So, adversaries are using complex marketing techniques which include personalization and segmentation to target victims. Yet, when we talk about prevention and forecasting of cybercrime, we seem to observe little progress in the development of tools and mechanisms to address potential threats. Specifically, while adversaries use personalization targeting, and tailoring, our cybersecurity defenses are still building higher and thicker walls trying to apply the same “one-size-fits-all” tools to stop cybercriminals. These tools could be roughly partitioned into (i) technical solutions and (ii) social marketing and (iii) testing. Our technical solutions are primarily targeted at ensuring robustness of cybersecurity, i.e., making sure that cybercriminals are unable to enter the system. In other words, we build gates with more and more sophisticated locks. Yet, cybercriminals are becoming progressively successful in either avoiding the gates altogether or using social engineering to knock on the gates and wait§ for someone to open them. In terms of social marketing, many organizations conduct large-scale marketing campaigns to inform customers of potential online risks associated with cybersecurity. Yet, these campaigns are rooted in social marketing theory, i.e., all consumers usually receive exactly the same information.
The third model is testing - i.e., using hacker tool to try and break into own systems in order to understand what adversaries are capable of and how much damage they can cause. The codebreaker model refers to a process when organizations engage hackers ("white hats") to understand their cyber vulnerabilities, capacity, and capabilities. The famous example of Bletchley Park British Code breakers in World War II, among its many firsts, including constructing the world’s first programmable digital computer Colossus, used surveillance of the messages being sent to decipher the Enigma and Lorenz German enciphering code machines and skills of the German coders. This approach is very useful as in the cyber world, we often deal with unknown unknowns and hackers working "on your side" are probably the best sensors of the threats, which have not been seen before or vulnerabilities, which may be exploited by adversaries in the future.

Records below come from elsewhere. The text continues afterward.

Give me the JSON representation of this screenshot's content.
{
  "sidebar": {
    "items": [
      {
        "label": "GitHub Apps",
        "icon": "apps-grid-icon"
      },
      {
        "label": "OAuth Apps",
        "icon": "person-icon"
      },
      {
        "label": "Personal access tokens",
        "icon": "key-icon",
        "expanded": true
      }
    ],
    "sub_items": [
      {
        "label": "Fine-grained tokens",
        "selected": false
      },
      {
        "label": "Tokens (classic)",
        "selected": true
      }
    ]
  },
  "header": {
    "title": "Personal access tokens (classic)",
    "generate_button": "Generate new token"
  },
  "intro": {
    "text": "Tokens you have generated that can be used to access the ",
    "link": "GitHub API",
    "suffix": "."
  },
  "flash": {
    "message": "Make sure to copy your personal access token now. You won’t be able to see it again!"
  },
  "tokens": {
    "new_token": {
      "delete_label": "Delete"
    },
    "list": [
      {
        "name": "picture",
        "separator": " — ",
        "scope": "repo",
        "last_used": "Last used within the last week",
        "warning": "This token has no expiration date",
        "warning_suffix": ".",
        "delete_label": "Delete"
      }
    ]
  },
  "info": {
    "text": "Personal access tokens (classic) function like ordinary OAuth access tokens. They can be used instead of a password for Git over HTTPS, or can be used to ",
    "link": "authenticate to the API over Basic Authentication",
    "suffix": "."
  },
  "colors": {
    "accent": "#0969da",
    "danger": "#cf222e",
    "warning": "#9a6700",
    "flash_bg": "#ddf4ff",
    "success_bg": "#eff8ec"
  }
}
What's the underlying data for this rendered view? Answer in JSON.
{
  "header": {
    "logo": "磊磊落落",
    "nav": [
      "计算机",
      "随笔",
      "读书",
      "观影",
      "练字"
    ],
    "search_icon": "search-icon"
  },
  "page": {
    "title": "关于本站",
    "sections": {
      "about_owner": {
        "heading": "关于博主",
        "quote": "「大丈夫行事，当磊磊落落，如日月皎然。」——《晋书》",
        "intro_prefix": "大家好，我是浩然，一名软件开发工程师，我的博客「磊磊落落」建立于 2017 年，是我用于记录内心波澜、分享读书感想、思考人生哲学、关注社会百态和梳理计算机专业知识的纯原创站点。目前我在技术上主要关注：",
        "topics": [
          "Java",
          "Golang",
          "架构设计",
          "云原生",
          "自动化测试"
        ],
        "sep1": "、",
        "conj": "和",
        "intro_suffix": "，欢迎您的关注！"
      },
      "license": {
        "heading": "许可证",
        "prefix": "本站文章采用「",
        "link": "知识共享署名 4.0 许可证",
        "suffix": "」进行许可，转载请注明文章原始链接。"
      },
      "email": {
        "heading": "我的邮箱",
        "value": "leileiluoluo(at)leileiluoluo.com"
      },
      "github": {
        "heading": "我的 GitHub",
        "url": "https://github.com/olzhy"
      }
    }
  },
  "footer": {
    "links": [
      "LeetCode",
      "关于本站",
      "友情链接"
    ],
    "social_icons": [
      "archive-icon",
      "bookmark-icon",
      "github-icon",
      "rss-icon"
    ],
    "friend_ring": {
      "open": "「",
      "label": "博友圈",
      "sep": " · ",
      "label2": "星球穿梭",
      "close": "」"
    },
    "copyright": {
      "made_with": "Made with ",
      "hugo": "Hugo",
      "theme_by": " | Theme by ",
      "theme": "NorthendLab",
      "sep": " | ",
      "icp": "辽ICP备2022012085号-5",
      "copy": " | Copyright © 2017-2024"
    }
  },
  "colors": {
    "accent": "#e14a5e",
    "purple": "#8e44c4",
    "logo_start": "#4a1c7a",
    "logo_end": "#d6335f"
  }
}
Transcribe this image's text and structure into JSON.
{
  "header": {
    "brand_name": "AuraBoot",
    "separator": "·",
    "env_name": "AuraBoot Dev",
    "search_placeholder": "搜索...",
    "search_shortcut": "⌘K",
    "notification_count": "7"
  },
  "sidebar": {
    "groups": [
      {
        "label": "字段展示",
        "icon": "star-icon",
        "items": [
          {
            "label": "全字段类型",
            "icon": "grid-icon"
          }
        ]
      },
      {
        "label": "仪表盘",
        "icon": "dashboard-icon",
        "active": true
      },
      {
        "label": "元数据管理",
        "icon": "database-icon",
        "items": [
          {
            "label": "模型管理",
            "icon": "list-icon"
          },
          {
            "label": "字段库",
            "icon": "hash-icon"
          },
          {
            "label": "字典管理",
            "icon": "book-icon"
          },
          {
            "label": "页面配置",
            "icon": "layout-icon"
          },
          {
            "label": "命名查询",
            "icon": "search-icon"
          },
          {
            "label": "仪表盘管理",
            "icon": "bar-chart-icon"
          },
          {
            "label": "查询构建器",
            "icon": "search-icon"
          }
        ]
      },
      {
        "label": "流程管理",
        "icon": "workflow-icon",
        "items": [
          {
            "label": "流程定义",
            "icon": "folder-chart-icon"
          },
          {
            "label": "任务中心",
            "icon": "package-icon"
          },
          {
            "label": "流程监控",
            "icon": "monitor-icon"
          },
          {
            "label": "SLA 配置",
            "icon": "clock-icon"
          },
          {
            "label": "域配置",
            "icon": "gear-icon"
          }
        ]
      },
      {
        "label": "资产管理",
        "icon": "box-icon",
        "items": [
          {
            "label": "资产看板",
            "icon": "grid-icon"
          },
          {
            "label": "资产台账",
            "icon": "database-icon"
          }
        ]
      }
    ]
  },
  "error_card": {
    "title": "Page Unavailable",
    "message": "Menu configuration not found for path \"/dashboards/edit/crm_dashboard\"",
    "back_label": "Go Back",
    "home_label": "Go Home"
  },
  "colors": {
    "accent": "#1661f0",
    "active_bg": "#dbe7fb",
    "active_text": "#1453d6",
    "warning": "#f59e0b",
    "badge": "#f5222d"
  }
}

When Testing Becomes a Threat
Yet, the codebreaker model may not be useful if you (as a business) let hackers in and if it is made public that hackers got through your computer system, creating irreparable damage for your organizational reputation. This is a paradox: on the one hand, "ethical hackers" help uncover zero-day vulnerabilities, yet, publishing their testing results may (and most probably will) cause serious harm. This is why companies often need to make weighted decisions about how to respond to different levels of cyber threats, carefully considering the difference between compromising and victimizing. Inefficiencies in the organizational roles and responsibilities across the organizational resources is a part to this important challenge as it often has an impact on the effective cyber security strategy. How can finite human cyber security resources be best deployed to enable the focus and attention of effective responsibilities across the IT estate to manage threats and responses? This involves not only fixing several security controls but also having the ability to adapt and focus on areas, where the threats may evolve. Assuming the attackers will behave in the way we expect them to behave is a fundamental error in organizational cyber security thinking.
While it may work in finance or accounting, in cyber security, making assumptions about adversarial course of action is not always beneficial. It may improve some level of posture and resilience, but this is a grey area - there is a fragile balance between understanding organisational risks, business goals and potential harm from publicity. Having something that you can measure and analyze; and, importantly, having metrics you can confidently say you understand, is part of the solution. When employing the "white hats", it important to clearly understand the KPIs, deliverables and measures of success of the testing team in order to make sure that testing delivers important benefits without inflicting harms for your company.